AHO: The Affordable Housing Overlay, having passed the Ordinance Committee by a 6-1-1-1 vote will be voted on. [Councillor Carlone voted No, I voted Present and Councillor Simmons was Absent] I voted present in the committee, since I was disappointed that serious discussion about improving the AHO, which I pledged to do when I ran, did not happen. I proposed what I thought would be two excellent and welcome amendments. The first was to require that a small amount of housing to be first offered to middle class folks (20% of the units offered first to for the teachers, custodians, and similar income level residents). The second proposed amendment was to include specific measures of effectiveness. Since the AHO explicitly states that a report on effectiveness is required, I proposed specific definition of effectiveness. Both were voted down. As was an amendments Councillor Carlone offered, which I supported and seemed reasonable to me. I know that people are fatigued, that there are other pressing issues, and this proposal was debated and discussed for months last year. Still I had hoped for a more robust discussion and a more thoughtful look at ways to improve this well-intentioned ordinance. I will be glad to have this behind us- so we can look at other measures I believe will be helpful including some elements of zoning I proposed last year which are included in the Donovan petition, eliminating all single family zoning citywide.
How to watch the meeting or sign up for public comment:
Members of the public can watch the meeting on City’s Cable channel 22-CityView or online via the City of Cambridge Open Meeting Portal at www.cambridgema.gov
All public comment will be conducted through ZOOM virtual meetings.
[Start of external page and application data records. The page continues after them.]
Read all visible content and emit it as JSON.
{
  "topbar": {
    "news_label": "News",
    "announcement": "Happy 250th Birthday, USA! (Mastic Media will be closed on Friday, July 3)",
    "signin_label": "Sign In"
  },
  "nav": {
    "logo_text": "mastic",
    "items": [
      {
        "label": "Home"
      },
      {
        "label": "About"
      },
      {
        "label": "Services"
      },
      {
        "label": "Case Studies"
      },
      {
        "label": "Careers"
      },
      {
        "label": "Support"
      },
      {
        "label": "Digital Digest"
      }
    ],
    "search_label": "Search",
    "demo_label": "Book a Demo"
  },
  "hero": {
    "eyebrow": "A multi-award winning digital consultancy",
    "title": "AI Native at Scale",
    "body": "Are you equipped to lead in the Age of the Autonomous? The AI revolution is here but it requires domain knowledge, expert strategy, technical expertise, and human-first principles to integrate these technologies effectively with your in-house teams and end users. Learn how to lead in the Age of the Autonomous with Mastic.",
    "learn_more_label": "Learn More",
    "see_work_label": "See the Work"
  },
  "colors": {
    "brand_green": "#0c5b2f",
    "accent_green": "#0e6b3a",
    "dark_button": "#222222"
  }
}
Sign up for public comment at https://www.cambridgema.gov/publiccomment.
You will receive instructions about how to use ZOOM after you have signed up.
If you do not have access to the internet, please contact the City Council Office at 617-349-4280 to have your name added to the list and instructions on how to join ZOOM via telephone.
This is the attachment with my policy order proposing street closures in Harvard Square – I have spoken with business owners, neighborhood groups, cycle safety advocates and others about this plan and there is agreement that this type of closure would be beneficial to the Square.
Donations needed and Delights to savor
East End House
East End House is hosting a virtual and traditional school supply drive to ensure all under-resourced and vulnerable children in the community will have the necessary school supplies in September and beyond, whether learning in the classroom or at home. See the ways to give and donate here!
I’ve written about Starlight Square – a project spearheaded by the Central Square BID. The schedule is now available – although many events, since they are mostly free and very small capacity, are sold out. Check out the schedule and let the organizers know if you want more.
I love Cambridge, but it is sometimes nice to check out other places…. Anyone know where the marvelous piece of public art (seen above) made from recycled tools resides? $15 gift card to a local [Cambridge] business to the first correct answer. [and one thing I love is that the wings are clearly dangerous – since the saw teeth are evident- yet it is still in an accessible public place – since the public is trusted to be careful.]
As always, feel free to reach out to me directly.